◆ PROBLEM TO SOLVE
Restate each entry word for word. Keep every detail intact.

◆ RECORDS SHOWN
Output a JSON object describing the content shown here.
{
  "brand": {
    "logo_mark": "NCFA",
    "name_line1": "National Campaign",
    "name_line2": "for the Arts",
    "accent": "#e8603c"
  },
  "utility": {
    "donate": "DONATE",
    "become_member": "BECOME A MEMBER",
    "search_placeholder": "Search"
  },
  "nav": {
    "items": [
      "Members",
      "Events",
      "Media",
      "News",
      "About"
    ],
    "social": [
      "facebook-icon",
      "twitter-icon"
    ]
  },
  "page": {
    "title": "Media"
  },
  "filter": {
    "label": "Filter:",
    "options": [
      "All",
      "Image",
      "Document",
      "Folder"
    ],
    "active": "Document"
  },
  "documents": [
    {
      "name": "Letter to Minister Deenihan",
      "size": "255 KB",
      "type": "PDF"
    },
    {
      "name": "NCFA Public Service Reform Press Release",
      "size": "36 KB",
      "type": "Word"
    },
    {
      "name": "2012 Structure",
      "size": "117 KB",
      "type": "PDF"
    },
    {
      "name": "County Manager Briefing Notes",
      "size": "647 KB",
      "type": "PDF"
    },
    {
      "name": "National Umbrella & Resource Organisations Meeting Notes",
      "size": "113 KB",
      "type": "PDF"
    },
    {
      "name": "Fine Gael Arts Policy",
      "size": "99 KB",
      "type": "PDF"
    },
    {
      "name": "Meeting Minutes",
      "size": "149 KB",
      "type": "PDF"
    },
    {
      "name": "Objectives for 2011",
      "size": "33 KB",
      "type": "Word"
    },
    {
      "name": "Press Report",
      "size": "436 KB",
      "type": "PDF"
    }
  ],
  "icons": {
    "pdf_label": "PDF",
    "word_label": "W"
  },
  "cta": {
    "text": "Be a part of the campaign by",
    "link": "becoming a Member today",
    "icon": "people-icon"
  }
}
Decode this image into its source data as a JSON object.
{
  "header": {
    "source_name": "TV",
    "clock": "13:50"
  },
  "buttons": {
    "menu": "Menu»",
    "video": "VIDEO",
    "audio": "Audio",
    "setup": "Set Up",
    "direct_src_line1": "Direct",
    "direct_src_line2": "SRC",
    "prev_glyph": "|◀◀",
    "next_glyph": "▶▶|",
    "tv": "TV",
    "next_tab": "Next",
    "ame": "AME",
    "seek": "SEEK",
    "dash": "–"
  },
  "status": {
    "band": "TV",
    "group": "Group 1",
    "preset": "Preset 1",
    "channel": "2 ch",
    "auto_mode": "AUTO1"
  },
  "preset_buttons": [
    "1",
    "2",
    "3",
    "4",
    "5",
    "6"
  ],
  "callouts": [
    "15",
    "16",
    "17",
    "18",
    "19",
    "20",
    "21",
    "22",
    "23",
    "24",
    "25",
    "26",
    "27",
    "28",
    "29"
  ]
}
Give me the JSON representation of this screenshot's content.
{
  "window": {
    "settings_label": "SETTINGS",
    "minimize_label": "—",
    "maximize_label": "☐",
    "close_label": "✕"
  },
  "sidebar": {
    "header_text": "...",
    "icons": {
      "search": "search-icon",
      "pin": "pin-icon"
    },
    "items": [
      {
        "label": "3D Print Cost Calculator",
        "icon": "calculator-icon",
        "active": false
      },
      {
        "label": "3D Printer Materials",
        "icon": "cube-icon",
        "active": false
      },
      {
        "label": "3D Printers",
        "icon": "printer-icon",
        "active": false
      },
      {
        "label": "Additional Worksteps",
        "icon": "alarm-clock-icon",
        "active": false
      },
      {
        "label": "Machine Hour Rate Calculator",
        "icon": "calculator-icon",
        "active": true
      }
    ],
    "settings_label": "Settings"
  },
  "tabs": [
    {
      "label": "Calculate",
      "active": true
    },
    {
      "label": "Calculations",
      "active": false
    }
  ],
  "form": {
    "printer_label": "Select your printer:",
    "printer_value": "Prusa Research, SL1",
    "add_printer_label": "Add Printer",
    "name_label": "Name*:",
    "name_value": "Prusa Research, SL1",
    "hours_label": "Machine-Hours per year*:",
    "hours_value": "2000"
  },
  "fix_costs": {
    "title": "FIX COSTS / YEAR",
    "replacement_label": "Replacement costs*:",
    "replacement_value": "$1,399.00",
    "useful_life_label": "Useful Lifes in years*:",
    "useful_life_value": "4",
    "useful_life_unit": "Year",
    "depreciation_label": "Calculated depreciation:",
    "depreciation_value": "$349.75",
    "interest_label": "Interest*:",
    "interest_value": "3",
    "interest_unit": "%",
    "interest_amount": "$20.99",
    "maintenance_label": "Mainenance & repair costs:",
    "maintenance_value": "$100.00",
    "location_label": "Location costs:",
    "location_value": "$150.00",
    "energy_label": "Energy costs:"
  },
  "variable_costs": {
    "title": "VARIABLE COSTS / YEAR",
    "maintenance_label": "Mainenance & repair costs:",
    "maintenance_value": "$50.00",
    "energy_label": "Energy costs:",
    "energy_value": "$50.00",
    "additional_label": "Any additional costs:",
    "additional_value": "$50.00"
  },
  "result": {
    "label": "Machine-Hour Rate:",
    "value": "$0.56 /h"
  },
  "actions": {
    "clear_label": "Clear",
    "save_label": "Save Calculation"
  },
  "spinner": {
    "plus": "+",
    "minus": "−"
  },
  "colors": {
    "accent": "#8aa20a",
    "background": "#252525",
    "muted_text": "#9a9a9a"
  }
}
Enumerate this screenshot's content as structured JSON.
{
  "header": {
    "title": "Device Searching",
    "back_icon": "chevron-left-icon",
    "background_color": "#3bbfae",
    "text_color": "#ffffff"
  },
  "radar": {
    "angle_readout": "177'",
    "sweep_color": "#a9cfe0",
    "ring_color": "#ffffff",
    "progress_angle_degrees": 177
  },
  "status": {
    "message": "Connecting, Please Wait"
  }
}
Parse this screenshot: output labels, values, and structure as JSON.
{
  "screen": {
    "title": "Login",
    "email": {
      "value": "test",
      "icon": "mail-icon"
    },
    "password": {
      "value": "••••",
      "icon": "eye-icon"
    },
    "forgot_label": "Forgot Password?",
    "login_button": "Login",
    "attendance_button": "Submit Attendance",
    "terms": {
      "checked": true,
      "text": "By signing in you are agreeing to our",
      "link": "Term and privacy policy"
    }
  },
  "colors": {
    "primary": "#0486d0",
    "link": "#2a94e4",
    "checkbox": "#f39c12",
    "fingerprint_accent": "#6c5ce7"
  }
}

◆ WRITTEN SOLUTION
Output a JSON object describing the content shown here.
{
  "brand": {
    "logo_mark": "NCFA",
    "name_line1": "National Campaign",
    "name_line2": "for the Arts",
    "accent": "#e8603c"
  },
  "utility": {
    "donate": "DONATE",
    "become_member": "BECOME A MEMBER",
    "search_placeholder": "Search"
  },
  "nav": {
    "items": [
      "Members",
      "Events",
      "Media",
      "News",
      "About"
    ],
    "social": [
      "facebook-icon",
      "twitter-icon"
    ]
  },
  "page": {
    "title": "Media"
  },
  "filter": {
    "label": "Filter:",
    "options": [
      "All",
      "Image",
      "Document",
      "Folder"
    ],
    "active": "Document"
  },
  "documents": [
    {
      "name": "Letter to Minister Deenihan",
      "size": "255 KB",
      "type": "PDF"
    },
    {
      "name": "NCFA Public Service Reform Press Release",
      "size": "36 KB",
      "type": "Word"
    },
    {
      "name": "2012 Structure",
      "size": "117 KB",
      "type": "PDF"
    },
    {
      "name": "County Manager Briefing Notes",
      "size": "647 KB",
      "type": "PDF"
    },
    {
      "name": "National Umbrella & Resource Organisations Meeting Notes",
      "size": "113 KB",
      "type": "PDF"
    },
    {
      "name": "Fine Gael Arts Policy",
      "size": "99 KB",
      "type": "PDF"
    },
    {
      "name": "Meeting Minutes",
      "size": "149 KB",
      "type": "PDF"
    },
    {
      "name": "Objectives for 2011",
      "size": "33 KB",
      "type": "Word"
    },
    {
      "name": "Press Report",
      "size": "436 KB",
      "type": "PDF"
    }
  ],
  "icons": {
    "pdf_label": "PDF",
    "word_label": "W"
  },
  "cta": {
    "text": "Be a part of the campaign by",
    "link": "becoming a Member today",
    "icon": "people-icon"
  }
}
Decode this image into its source data as a JSON object.
{
  "header": {
    "source_name": "TV",
    "clock": "13:50"
  },
  "buttons": {
    "menu": "Menu»",
    "video": "VIDEO",
    "audio": "Audio",
    "setup": "Set Up",
    "direct_src_line1": "Direct",
    "direct_src_line2": "SRC",
    "prev_glyph": "|◀◀",
    "next_glyph": "▶▶|",
    "tv": "TV",
    "next_tab": "Next",
    "ame": "AME",
    "seek": "SEEK",
    "dash": "–"
  },
  "status": {
    "band": "TV",
    "group": "Group 1",
    "preset": "Preset 1",
    "channel": "2 ch",
    "auto_mode": "AUTO1"
  },
  "preset_buttons": [
    "1",
    "2",
    "3",
    "4",
    "5",
    "6"
  ],
  "callouts": [
    "15",
    "16",
    "17",
    "18",
    "19",
    "20",
    "21",
    "22",
    "23",
    "24",
    "25",
    "26",
    "27",
    "28",
    "29"
  ]
}
Give me the JSON representation of this screenshot's content.
{
  "window": {
    "settings_label": "SETTINGS",
    "minimize_label": "—",
    "maximize_label": "☐",
    "close_label": "✕"
  },
  "sidebar": {
    "header_text": "...",
    "icons": {
      "search": "search-icon",
      "pin": "pin-icon"
    },
    "items": [
      {
        "label": "3D Print Cost Calculator",
        "icon": "calculator-icon",
        "active": false
      },
      {
        "label": "3D Printer Materials",
        "icon": "cube-icon",
        "active": false
      },
      {
        "label": "3D Printers",
        "icon": "printer-icon",
        "active": false
      },
      {
        "label": "Additional Worksteps",
        "icon": "alarm-clock-icon",
        "active": false
      },
      {
        "label": "Machine Hour Rate Calculator",
        "icon": "calculator-icon",
        "active": true
      }
    ],
    "settings_label": "Settings"
  },
  "tabs": [
    {
      "label": "Calculate",
      "active": true
    },
    {
      "label": "Calculations",
      "active": false
    }
  ],
  "form": {
    "printer_label": "Select your printer:",
    "printer_value": "Prusa Research, SL1",
    "add_printer_label": "Add Printer",
    "name_label": "Name*:",
    "name_value": "Prusa Research, SL1",
    "hours_label": "Machine-Hours per year*:",
    "hours_value": "2000"
  },
  "fix_costs": {
    "title": "FIX COSTS / YEAR",
    "replacement_label": "Replacement costs*:",
    "replacement_value": "$1,399.00",
    "useful_life_label": "Useful Lifes in years*:",
    "useful_life_value": "4",
    "useful_life_unit": "Year",
    "depreciation_label": "Calculated depreciation:",
    "depreciation_value": "$349.75",
    "interest_label": "Interest*:",
    "interest_value": "3",
    "interest_unit": "%",
    "interest_amount": "$20.99",
    "maintenance_label": "Mainenance & repair costs:",
    "maintenance_value": "$100.00",
    "location_label": "Location costs:",
    "location_value": "$150.00",
    "energy_label": "Energy costs:"
  },
  "variable_costs": {
    "title": "VARIABLE COSTS / YEAR",
    "maintenance_label": "Mainenance & repair costs:",
    "maintenance_value": "$50.00",
    "energy_label": "Energy costs:",
    "energy_value": "$50.00",
    "additional_label": "Any additional costs:",
    "additional_value": "$50.00"
  },
  "result": {
    "label": "Machine-Hour Rate:",
    "value": "$0.56 /h"
  },
  "actions": {
    "clear_label": "Clear",
    "save_label": "Save Calculation"
  },
  "spinner": {
    "plus": "+",
    "minus": "−"
  },
  "colors": {
    "accent": "#8aa20a",
    "background": "#252525",
    "muted_text": "#9a9a9a"
  }
}
Enumerate this screenshot's content as structured JSON.
{
  "header": {
    "title": "Device Searching",
    "back_icon": "chevron-left-icon",
    "background_color": "#3bbfae",
    "text_color": "#ffffff"
  },
  "radar": {
    "angle_readout": "177'",
    "sweep_color": "#a9cfe0",
    "ring_color": "#ffffff",
    "progress_angle_degrees": 177
  },
  "status": {
    "message": "Connecting, Please Wait"
  }
}
Parse this screenshot: output labels, values, and structure as JSON.
{
  "screen": {
    "title": "Login",
    "email": {
      "value": "test",
      "icon": "mail-icon"
    },
    "password": {
      "value": "••••",
      "icon": "eye-icon"
    },
    "forgot_label": "Forgot Password?",
    "login_button": "Login",
    "attendance_button": "Submit Attendance",
    "terms": {
      "checked": true,
      "text": "By signing in you are agreeing to our",
      "link": "Term and privacy policy"
    }
  },
  "colors": {
    "primary": "#0486d0",
    "link": "#2a94e4",
    "checkbox": "#f39c12",
    "fingerprint_accent": "#6c5ce7"
  }
}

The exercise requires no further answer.